ACTIVITY: The answer must consist of every line from the entries that holds the word "головного".

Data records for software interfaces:
--------------------------------------------------
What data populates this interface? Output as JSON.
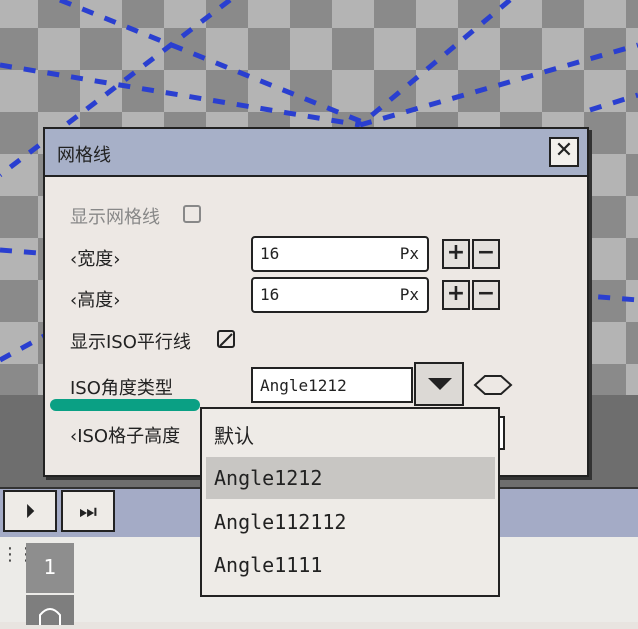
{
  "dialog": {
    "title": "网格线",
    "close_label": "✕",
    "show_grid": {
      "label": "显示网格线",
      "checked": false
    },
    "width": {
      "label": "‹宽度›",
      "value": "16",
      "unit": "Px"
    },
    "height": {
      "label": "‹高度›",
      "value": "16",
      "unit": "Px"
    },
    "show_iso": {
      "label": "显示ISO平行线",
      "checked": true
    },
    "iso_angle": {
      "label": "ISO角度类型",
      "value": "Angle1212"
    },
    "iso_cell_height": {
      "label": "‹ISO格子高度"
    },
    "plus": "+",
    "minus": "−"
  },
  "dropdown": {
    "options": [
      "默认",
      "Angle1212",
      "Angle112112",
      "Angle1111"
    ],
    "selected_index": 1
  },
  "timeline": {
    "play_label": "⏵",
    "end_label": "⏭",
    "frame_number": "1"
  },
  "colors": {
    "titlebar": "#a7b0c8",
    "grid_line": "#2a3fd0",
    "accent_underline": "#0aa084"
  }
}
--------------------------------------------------
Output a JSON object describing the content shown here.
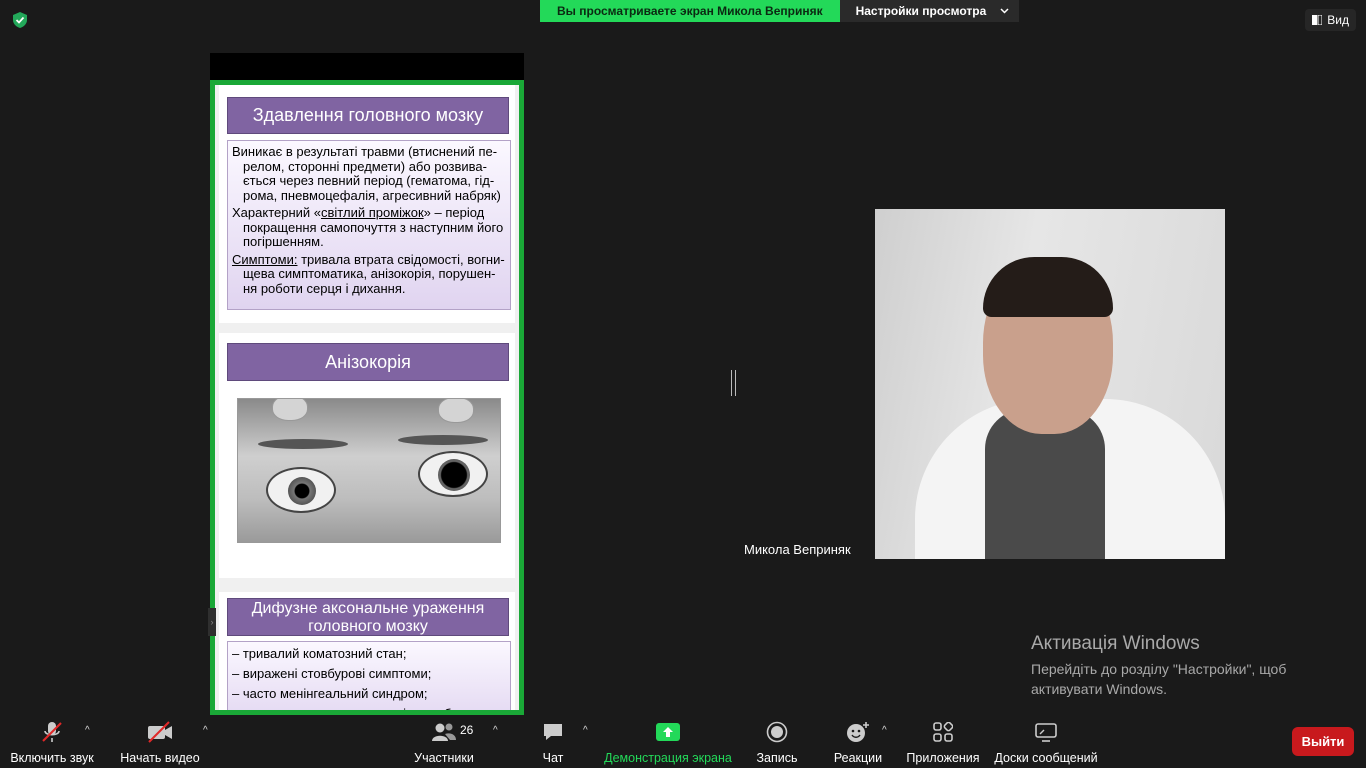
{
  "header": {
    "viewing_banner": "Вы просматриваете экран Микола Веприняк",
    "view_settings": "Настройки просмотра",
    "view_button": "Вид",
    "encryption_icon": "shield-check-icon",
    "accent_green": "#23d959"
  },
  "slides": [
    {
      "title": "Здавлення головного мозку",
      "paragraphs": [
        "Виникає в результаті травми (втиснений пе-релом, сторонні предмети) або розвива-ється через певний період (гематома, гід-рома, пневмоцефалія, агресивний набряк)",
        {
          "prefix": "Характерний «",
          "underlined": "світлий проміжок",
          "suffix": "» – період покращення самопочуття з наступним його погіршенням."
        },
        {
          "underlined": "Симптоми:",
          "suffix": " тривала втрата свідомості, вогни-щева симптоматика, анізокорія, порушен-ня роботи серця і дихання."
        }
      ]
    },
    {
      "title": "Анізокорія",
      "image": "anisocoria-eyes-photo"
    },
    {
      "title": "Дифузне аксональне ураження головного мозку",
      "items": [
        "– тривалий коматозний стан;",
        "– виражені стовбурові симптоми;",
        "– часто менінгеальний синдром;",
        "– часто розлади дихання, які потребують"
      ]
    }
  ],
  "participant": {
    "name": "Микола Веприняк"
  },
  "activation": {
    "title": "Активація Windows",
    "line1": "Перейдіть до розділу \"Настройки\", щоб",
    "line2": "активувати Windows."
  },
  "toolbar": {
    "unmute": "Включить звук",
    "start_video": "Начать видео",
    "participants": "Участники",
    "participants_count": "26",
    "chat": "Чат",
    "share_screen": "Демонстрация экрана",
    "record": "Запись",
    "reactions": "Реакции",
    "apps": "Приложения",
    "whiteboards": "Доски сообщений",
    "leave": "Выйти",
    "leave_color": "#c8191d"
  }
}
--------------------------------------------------
SOLVED EXERCISE:
      "title": "Здавлення головного мозку",
      "title": "Дифузне аксональне ураження головного мозку",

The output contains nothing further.